* [Activity]:
Find every line below that contains the word "JSON" and copy it out.

################

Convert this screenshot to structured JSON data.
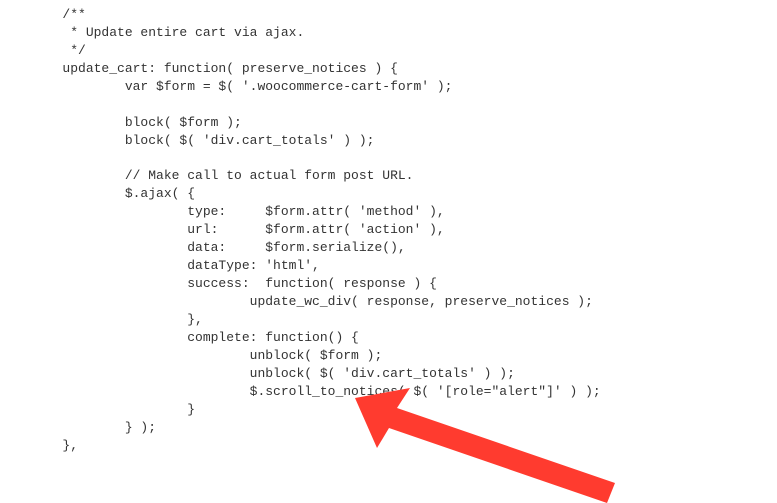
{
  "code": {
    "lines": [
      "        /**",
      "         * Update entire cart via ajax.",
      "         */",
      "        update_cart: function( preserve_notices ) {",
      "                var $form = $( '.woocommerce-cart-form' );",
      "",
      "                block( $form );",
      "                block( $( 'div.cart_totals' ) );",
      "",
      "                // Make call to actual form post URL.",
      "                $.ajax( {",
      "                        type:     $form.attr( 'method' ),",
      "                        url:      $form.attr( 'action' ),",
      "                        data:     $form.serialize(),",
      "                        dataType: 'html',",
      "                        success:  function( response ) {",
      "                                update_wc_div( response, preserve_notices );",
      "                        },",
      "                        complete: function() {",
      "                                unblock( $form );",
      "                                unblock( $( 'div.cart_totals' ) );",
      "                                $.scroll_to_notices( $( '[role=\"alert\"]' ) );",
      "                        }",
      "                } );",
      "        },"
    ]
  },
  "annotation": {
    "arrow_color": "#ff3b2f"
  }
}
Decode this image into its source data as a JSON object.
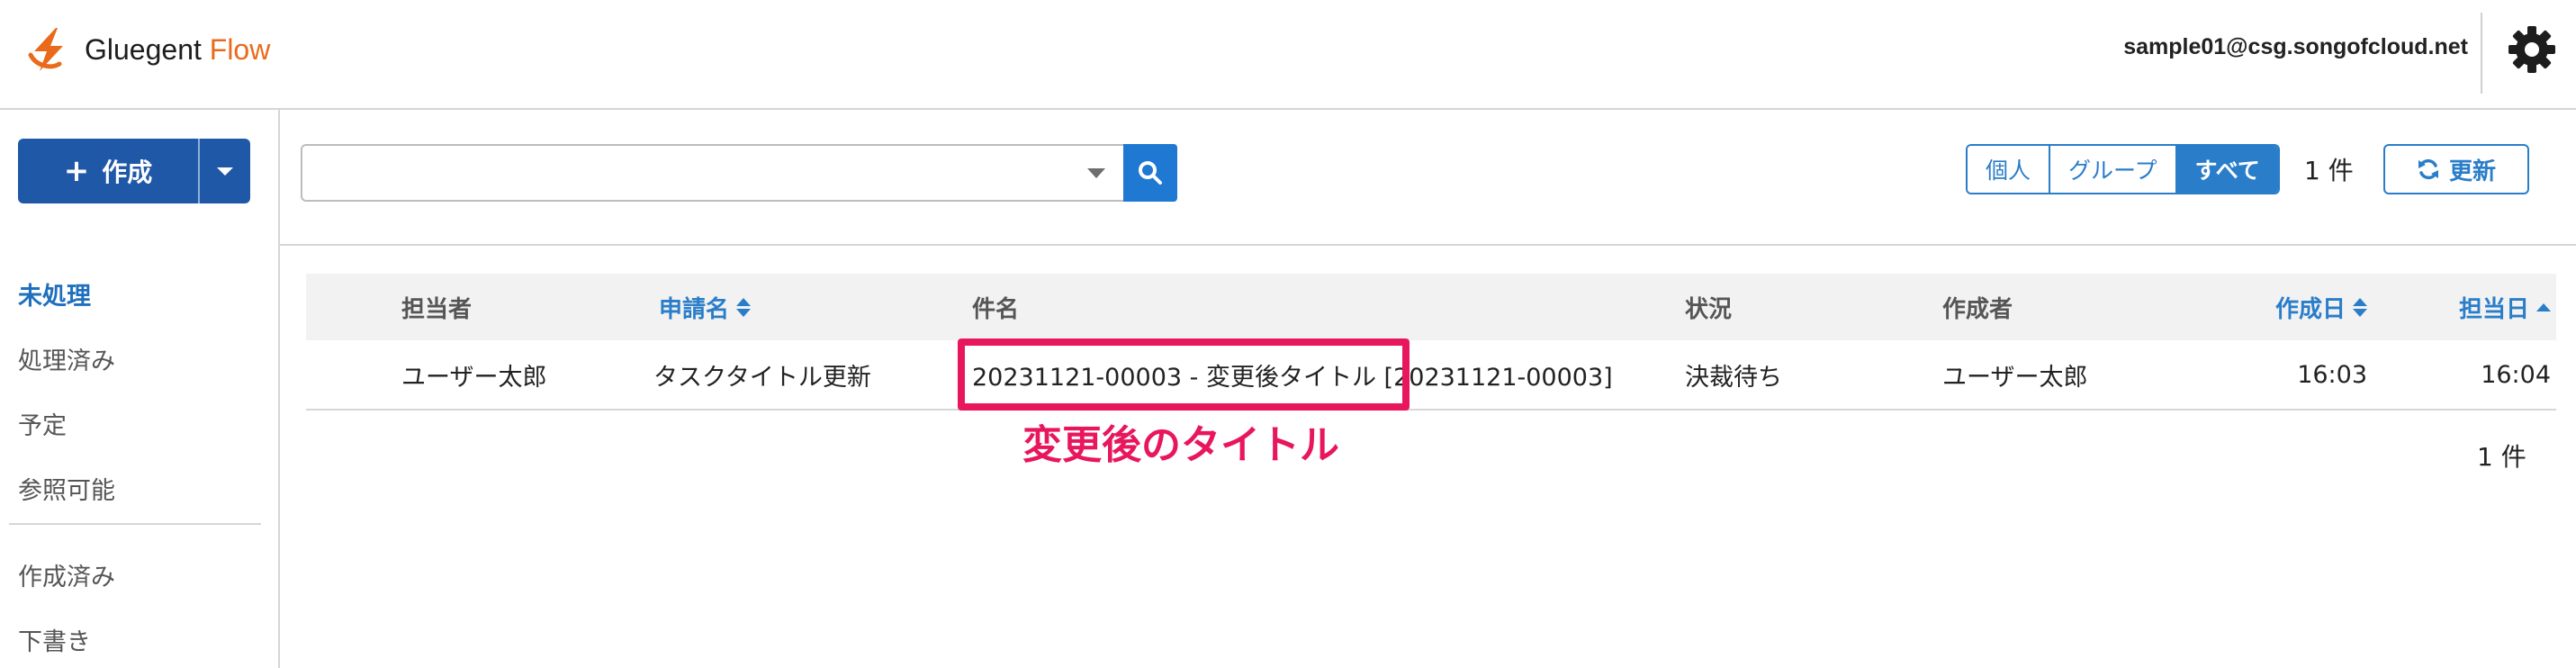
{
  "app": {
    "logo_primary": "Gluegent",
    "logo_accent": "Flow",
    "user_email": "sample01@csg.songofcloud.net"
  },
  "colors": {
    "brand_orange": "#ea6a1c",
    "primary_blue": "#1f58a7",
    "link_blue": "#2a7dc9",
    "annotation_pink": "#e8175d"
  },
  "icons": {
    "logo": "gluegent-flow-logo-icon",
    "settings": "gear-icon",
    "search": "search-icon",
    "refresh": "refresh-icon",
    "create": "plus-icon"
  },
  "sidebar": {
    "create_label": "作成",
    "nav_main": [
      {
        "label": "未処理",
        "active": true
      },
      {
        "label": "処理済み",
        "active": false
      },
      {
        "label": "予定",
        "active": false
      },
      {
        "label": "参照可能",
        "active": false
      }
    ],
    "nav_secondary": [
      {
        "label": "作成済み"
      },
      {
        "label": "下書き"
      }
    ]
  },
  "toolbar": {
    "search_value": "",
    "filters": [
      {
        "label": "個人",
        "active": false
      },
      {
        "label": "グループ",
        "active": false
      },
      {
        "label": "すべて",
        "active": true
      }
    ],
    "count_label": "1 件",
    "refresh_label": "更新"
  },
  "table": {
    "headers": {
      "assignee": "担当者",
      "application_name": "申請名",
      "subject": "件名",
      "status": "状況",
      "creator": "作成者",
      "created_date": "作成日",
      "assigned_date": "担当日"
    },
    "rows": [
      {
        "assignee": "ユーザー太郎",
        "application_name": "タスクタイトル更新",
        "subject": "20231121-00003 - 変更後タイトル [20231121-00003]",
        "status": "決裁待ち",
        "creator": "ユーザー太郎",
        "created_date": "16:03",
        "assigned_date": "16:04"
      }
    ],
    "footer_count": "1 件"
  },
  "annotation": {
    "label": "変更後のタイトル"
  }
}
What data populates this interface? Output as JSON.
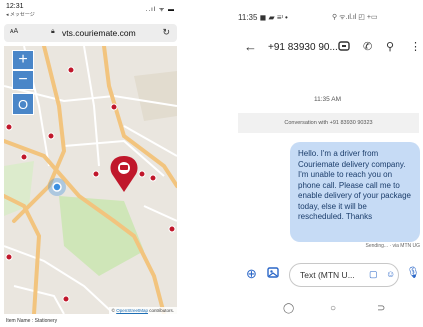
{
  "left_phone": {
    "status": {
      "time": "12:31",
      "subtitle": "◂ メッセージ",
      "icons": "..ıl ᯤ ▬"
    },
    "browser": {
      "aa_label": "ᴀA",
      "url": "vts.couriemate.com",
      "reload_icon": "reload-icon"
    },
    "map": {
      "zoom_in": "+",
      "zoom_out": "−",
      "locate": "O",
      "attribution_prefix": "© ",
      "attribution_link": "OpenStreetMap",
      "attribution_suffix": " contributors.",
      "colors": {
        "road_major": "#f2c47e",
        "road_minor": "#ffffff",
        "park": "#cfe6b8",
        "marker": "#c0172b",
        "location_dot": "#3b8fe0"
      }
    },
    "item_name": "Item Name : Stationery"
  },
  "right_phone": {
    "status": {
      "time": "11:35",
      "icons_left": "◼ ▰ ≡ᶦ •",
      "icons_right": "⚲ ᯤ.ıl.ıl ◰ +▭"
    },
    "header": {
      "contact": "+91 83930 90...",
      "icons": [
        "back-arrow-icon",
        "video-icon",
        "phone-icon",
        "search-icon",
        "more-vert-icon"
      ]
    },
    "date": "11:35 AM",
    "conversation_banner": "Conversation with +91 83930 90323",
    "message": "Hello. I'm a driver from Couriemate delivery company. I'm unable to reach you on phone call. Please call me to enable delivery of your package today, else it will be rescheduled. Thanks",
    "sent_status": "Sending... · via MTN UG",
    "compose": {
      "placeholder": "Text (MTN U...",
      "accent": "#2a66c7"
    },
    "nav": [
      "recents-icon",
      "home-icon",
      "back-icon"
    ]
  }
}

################

* [Solution below]:
Convert this screenshot to structured JSON data.
Decode this image into its source data as a JSON object.
What data populates this interface? Output as JSON.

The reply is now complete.